From all that has been said, we may draw several conclusions. Essentially, according to the understanding of the Church and according to the principles of the glorification of saints, the glorification of saints, has always been the same in the Orthodox Church. In these questions, the Eastern Orthodox Churches of the Second Millennium have followed the tradition of the Church of the First Millennium and its ancient period...The glorification of the saints consisted and consists of a general statement of faith by the Church that God Himself has united the departed one to the assembly of His saints. This faith is founded on the facts of a death by martyrdom, or upon a righteous life which is apparent to the whole church, or upon the glorification of the saint of God by instances of wonderworking (miracle-working) during his lifetime or at this tomb. Glorification is usually an expression of the voice of the people of the Church, to whom the higher ecclesiastical authority, after due verification, gives synodically the final word, establishment, recognition, confirmation and the sanction of the Church.

The glorification of the saints is among the most important activities of the Church. In its basic, elementary aspect, glorification consists of turning from prayers "for the dead" to requests for a saint's intercession before God, and in his prayerful glorification by services from the general Menaio or with specially composed services. The glorification of a saint and the uncovering of his holy relics do not constitute a single, inseparable act, although they often are performed together. The Orthodox Church does not maintain that it is essential that a fixed period of time pass between the repose of a righteous man and his numbering among the choir of the saints, as if accepted in the Roman confession, which has instituted a period of several decades (usually fifty years from the date of death for "beatification," a process which corresponds roughly to local veneration, and eighty years for canonization). [Personal observation: This Latin tradition has changed recently with the beatification of Pope John Paul in a much shorter time].

In the miracles worked through the prayers or at the tombs of the righteous of God, the Orthodox Church sees the will of God in the glorification of these strugglers. When no such signs exist, the Church does not see the will of God in their solemn glorification, as one of the resolutions of Patriarch Adrian of Moscow (reigned 1690-1700) expresses in regard to a certain request for glorification: "If our Lord God, the Creator of all, glorifieth anyone in this life, and after his death declareth this to His people through many miracles of this person become clearly known, for many holy wonderworkers were found in the Holy Church, whose memories the Church always hymns and their relics it contains. They that are not known, whom God Almighty Himself hath not been well pleased to glorify with signs and wonders, even if such lived righteously and in a holy manner, are not such as the Church glorifieth. The names of many are not remembered, and the whole world cannot contain the books of their names that could be written."

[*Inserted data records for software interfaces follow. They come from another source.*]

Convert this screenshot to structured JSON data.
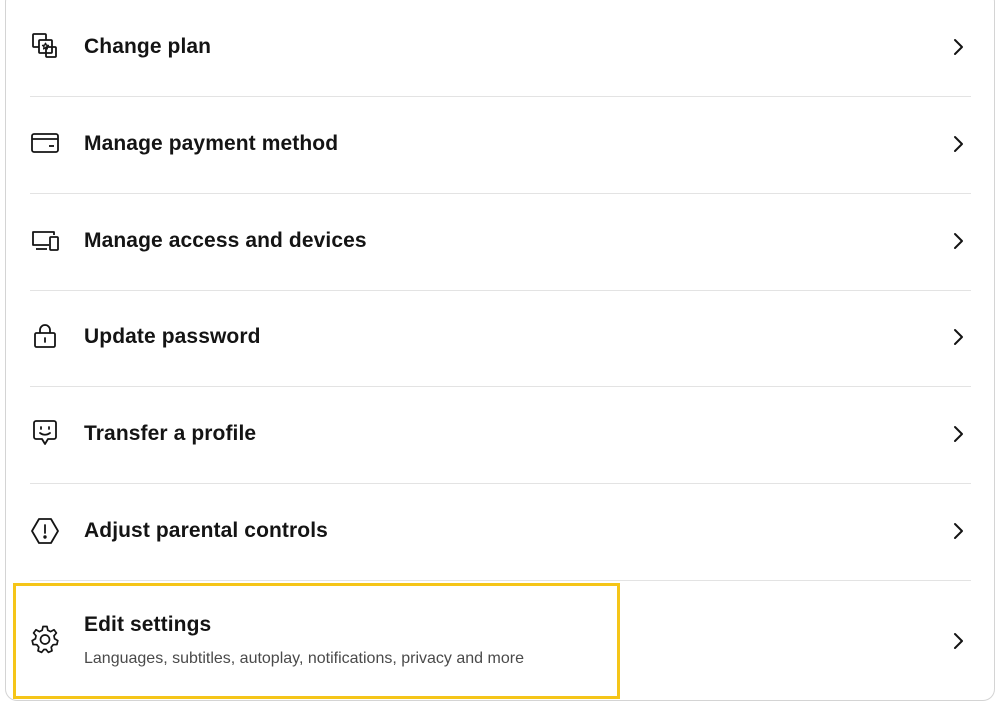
{
  "menu": {
    "items": [
      {
        "label": "Change plan",
        "icon": "change-plan-icon"
      },
      {
        "label": "Manage payment method",
        "icon": "credit-card-icon"
      },
      {
        "label": "Manage access and devices",
        "icon": "devices-icon"
      },
      {
        "label": "Update password",
        "icon": "lock-icon"
      },
      {
        "label": "Transfer a profile",
        "icon": "transfer-profile-icon"
      },
      {
        "label": "Adjust parental controls",
        "icon": "parental-controls-icon"
      },
      {
        "label": "Edit settings",
        "sublabel": "Languages, subtitles, autoplay, notifications, privacy and more",
        "icon": "gear-icon"
      }
    ],
    "chevron_icon": "chevron-right-icon"
  },
  "colors": {
    "text": "#141414",
    "subtext": "#4a4a4a",
    "divider": "#e3e3e3",
    "card_border": "#d4d4d4",
    "highlight": "#f5c518"
  }
}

[Source: Missionary Leaflet.  Holy Protection Russian Orthodox Church. Editor: Archmandrite Alexander (Mileant)]

With sincere agape in His Holy Diakonia,
The sinner and unworthy servant of God

+Father George